Aim of the task >> Where does the string "icon" occur in the records? Copy each line that holds it.
BEGIN
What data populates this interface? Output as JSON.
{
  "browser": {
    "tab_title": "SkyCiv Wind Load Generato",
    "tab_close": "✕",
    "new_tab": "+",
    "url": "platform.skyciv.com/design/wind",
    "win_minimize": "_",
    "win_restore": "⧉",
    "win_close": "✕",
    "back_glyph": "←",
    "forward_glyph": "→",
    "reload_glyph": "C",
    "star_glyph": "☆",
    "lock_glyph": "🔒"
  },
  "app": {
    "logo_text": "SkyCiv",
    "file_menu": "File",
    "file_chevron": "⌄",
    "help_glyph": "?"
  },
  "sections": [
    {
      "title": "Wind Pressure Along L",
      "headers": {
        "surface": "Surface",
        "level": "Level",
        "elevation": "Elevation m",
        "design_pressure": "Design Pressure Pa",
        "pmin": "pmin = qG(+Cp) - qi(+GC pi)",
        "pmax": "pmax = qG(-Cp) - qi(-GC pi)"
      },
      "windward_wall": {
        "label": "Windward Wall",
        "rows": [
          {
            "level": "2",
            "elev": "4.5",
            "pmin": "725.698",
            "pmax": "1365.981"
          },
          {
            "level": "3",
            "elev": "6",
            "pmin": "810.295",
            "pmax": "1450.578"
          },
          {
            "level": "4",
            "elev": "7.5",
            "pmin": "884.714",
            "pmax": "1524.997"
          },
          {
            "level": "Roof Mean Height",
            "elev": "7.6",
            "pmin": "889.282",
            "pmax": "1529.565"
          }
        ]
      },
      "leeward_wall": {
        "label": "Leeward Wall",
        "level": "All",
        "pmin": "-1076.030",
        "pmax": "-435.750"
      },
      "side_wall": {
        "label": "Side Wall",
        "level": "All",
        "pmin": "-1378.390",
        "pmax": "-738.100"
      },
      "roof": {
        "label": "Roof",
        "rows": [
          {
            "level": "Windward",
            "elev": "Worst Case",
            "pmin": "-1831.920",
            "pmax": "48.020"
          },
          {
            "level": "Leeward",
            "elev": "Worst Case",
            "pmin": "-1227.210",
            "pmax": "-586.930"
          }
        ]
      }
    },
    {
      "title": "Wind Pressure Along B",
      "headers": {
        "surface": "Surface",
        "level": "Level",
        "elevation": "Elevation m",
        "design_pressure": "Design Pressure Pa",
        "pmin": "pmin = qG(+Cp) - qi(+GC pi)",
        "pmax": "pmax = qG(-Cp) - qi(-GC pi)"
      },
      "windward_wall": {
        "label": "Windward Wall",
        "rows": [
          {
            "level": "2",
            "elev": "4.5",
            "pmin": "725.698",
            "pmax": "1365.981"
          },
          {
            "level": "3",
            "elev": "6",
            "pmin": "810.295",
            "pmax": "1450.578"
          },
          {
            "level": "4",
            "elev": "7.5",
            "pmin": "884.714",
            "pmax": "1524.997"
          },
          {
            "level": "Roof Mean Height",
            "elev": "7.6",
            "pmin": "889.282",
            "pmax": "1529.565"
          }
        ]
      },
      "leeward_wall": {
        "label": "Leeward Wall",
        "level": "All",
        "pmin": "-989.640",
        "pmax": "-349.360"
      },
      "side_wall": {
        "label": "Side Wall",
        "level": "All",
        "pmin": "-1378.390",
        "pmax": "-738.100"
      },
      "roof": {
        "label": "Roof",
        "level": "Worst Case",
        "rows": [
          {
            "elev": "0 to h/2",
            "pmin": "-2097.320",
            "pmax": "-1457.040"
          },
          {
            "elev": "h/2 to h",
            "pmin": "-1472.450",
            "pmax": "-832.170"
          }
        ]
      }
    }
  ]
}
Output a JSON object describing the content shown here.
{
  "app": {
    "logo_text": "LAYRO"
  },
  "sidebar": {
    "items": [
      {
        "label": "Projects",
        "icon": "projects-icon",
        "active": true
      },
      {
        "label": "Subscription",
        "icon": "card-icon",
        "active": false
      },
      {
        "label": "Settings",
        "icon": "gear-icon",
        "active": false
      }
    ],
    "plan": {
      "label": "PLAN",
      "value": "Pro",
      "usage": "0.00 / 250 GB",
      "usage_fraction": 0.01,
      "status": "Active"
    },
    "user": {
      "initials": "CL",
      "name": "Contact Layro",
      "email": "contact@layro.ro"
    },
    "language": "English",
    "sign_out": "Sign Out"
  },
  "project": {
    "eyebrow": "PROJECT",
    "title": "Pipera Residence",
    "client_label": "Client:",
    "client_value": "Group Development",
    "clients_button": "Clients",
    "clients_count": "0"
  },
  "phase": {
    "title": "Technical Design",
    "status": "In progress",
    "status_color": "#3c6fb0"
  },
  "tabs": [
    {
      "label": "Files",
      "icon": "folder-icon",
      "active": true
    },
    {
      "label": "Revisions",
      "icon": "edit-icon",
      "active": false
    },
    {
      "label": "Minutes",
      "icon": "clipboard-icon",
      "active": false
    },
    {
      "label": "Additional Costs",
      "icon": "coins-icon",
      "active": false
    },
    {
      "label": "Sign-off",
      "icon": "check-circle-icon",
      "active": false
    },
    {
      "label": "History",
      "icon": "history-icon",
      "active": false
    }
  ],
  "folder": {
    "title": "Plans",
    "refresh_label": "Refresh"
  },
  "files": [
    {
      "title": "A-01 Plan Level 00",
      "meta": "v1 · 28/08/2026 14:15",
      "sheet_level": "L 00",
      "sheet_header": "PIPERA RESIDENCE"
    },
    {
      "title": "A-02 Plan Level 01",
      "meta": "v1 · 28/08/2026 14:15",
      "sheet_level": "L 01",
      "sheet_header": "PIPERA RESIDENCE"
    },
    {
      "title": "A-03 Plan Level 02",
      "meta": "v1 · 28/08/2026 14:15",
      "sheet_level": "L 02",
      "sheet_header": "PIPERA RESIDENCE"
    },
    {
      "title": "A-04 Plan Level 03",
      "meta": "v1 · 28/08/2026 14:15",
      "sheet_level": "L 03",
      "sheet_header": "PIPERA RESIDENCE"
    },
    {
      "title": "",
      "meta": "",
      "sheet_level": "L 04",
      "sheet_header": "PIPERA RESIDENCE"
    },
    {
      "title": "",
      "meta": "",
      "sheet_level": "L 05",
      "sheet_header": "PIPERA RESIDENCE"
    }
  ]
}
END
Reply to the exercise >>
        "icon": "projects-icon",
        "icon": "card-icon",
        "icon": "gear-icon",
      "icon": "folder-icon",
      "icon": "edit-icon",
      "icon": "clipboard-icon",
      "icon": "coins-icon",
      "icon": "check-circle-icon",
      "icon": "history-icon",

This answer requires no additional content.